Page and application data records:
··········

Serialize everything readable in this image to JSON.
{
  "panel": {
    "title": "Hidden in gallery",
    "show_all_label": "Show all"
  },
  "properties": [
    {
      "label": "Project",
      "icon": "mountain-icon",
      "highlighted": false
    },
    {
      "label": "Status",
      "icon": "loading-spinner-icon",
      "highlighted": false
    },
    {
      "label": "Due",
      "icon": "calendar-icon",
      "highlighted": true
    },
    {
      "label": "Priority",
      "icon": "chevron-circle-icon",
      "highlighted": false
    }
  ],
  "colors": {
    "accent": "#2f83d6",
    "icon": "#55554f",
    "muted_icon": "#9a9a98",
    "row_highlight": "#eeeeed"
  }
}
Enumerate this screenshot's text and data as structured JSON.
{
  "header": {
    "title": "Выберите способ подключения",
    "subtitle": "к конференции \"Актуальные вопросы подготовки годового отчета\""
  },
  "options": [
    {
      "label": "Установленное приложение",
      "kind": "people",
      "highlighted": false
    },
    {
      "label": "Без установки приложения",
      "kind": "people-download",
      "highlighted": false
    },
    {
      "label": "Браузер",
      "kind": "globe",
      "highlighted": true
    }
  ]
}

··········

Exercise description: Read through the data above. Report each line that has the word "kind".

Written solution:
      "kind": "people",
      "kind": "people-download",
      "kind": "globe",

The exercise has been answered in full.